H.G. Jones: The Librarian Gets Out
Jones had a huge
impact on the
he's still found
at work in the
so many trips
to the Arctic
that he's not
if the count.
It all started with a photograph of a tiny treeless village next to a fjord dwarfed by high, stark mountains and an imposing
icecap: Pangnirtung, Baffin Island, in what's
now the Canadian territory ofNunavut.
H.G.Jones, a North Carolina farm boy who
grew up to be an erudite scholar of South-
ern history, was off on a decades-long fasci-
nation with the Canadian Arctic.
Jones, curator emeritus ofUNC's North
Carolina Collection, saw the photograph in
a brochure in 1972. Something about that
picture resonated with him, and he just had
to see the place. So he went, alone, traveling
the last legs of the journey on tiny planes
- you can't get there by road - and he
has continued to go about once a year ever
since. At this point, he's made so many trips
to the Arctic - not just to Nunavut but
also to Alaska, Greenland, Siberia and else-
where - that he's not absolutely sure of
the count. It's about 50 trips, he thinks,
including 32 to Pangnirtung.
Now in his early 80s, he continues to
go, the past few years as a guest lecturer on
small cruise ships, and on every trip, he
adds to his collection of Inuit art. The walls
and shelves of his Chapel Hill home are
filled with more than 300 sculptures and
carvings and more than 200 of the limited
edition prints that Inuit art cooperatives sell
through annual catalogs.
One room of Jones'
house Is devoted
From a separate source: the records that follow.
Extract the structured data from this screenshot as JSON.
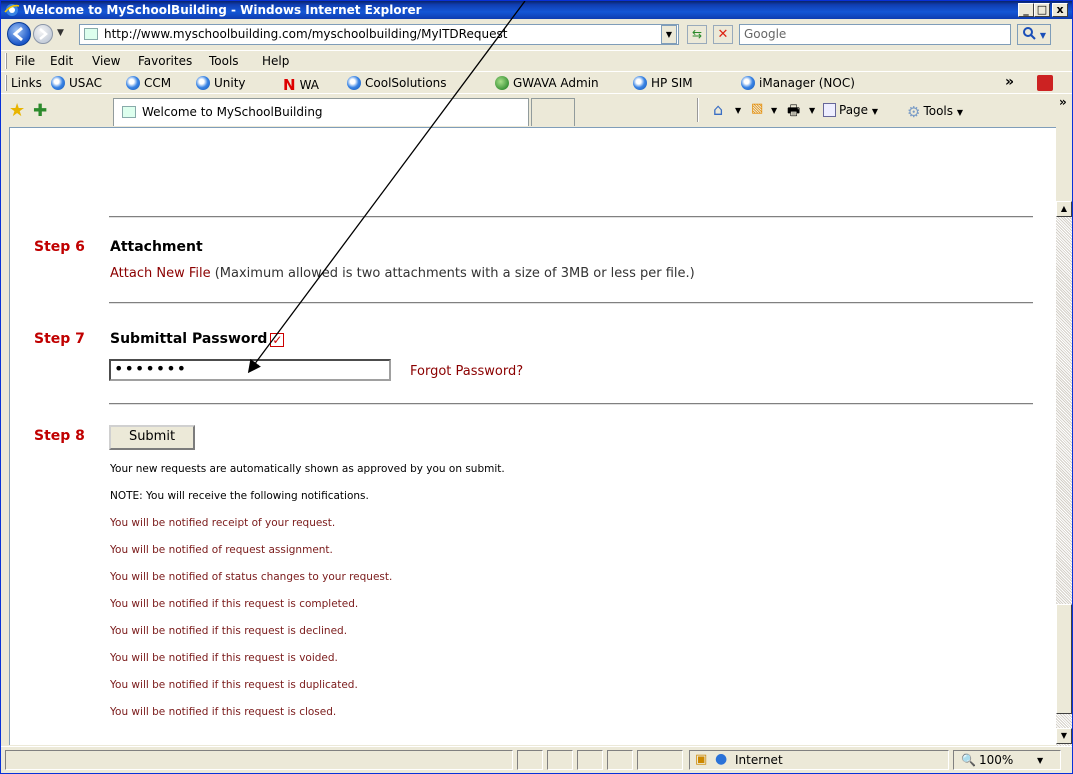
{
  "window": {
    "title": "Welcome to MySchoolBuilding - Windows Internet Explorer",
    "min_glyph": "_",
    "max_glyph": "□",
    "close_glyph": "x"
  },
  "address_bar": {
    "url": "http://www.myschoolbuilding.com/myschoolbuilding/MyITDRequest",
    "search_placeholder": "Google"
  },
  "menu": {
    "items": [
      "File",
      "Edit",
      "View",
      "Favorites",
      "Tools",
      "Help"
    ]
  },
  "links_bar": {
    "label": "Links",
    "items": [
      "USAC",
      "CCM",
      "Unity",
      "WA",
      "CoolSolutions",
      "GWAVA Admin",
      "HP SIM",
      "iManager (NOC)"
    ]
  },
  "tabs": {
    "active_label": "Welcome to MySchoolBuilding"
  },
  "command_bar": {
    "page_label": "Page",
    "tools_label": "Tools"
  },
  "form": {
    "step6": {
      "label": "Step 6",
      "title": "Attachment",
      "attach_link": "Attach New File",
      "attach_note": "(Maximum allowed is two attachments with a size of 3MB or less per file.)"
    },
    "step7": {
      "label": "Step 7",
      "title": "Submittal Password",
      "check_glyph": "✓",
      "password_value": "•••••••",
      "forgot_link": "Forgot Password?"
    },
    "step8": {
      "label": "Step 8",
      "submit_label": "Submit"
    },
    "notes": [
      "Your new requests are automatically shown as approved by you on submit.",
      "NOTE: You will receive the following notifications.",
      "You will be notified receipt of your request.",
      "You will be notified of request assignment.",
      "You will be notified of status changes to your request.",
      "You will be notified if this request is completed.",
      "You will be notified if this request is declined.",
      "You will be notified if this request is voided.",
      "You will be notified if this request is duplicated.",
      "You will be notified if this request is closed."
    ]
  },
  "status_bar": {
    "zone": "Internet",
    "zoom": "100%"
  },
  "colors": {
    "step_red": "#c00000",
    "link_dark_red": "#8B0000"
  }
}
to the work of
Qappik. Jones has
the only complete
set in existence of
Qappik's work - 122
items at last count -
and a long-standing
friendship with the
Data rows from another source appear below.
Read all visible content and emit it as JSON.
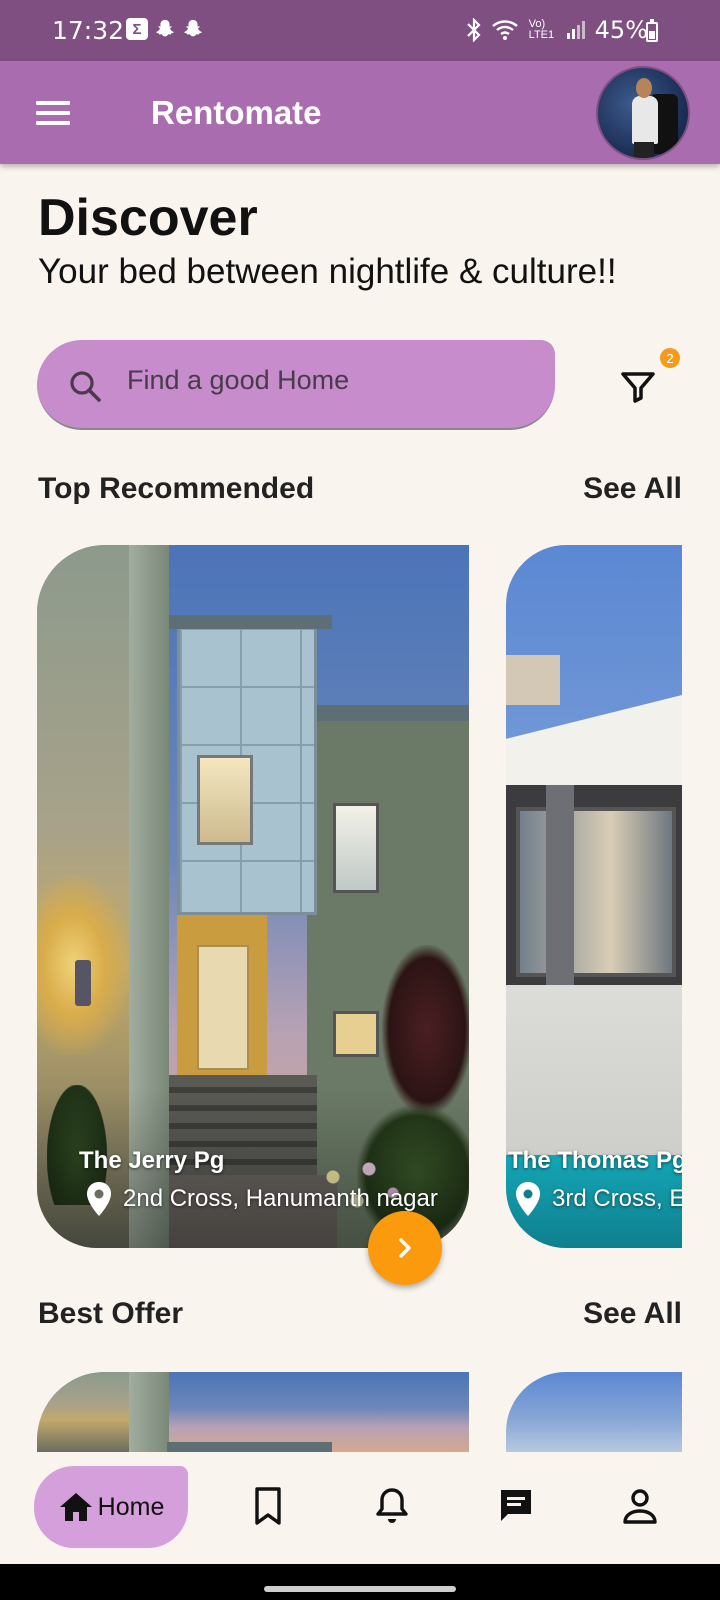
{
  "status_bar": {
    "time": "17:32",
    "signal_label": "Vo) LTE1",
    "battery": "45%"
  },
  "app_bar": {
    "title": "Rentomate"
  },
  "header": {
    "title": "Discover",
    "tagline": "Your bed between nightlife & culture!!"
  },
  "search": {
    "placeholder": "Find a good Home",
    "filter_badge": "2"
  },
  "sections": {
    "top_recommended": {
      "title": "Top Recommended",
      "see_all": "See All"
    },
    "best_offer": {
      "title": "Best Offer",
      "see_all": "See All"
    }
  },
  "cards": [
    {
      "name": "The Jerry Pg",
      "address": "2nd Cross, Hanumanth nagar"
    },
    {
      "name": "The Thomas Pg",
      "address": "3rd Cross, E"
    }
  ],
  "bottom_nav": {
    "items": [
      {
        "label": "Home",
        "icon": "home-icon"
      },
      {
        "label": "",
        "icon": "bookmark-icon"
      },
      {
        "label": "",
        "icon": "bell-icon"
      },
      {
        "label": "",
        "icon": "chat-icon"
      },
      {
        "label": "",
        "icon": "person-icon"
      }
    ]
  },
  "colors": {
    "status_bar": "#7e4f80",
    "app_bar": "#a86caf",
    "search_bg": "#c68ccb",
    "accent_orange": "#fc9a0d",
    "nav_active": "#d59fdc",
    "background": "#faf4ee"
  }
}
artist, who is now in
his early 40s.
]u Iy/ A II< Us I 2005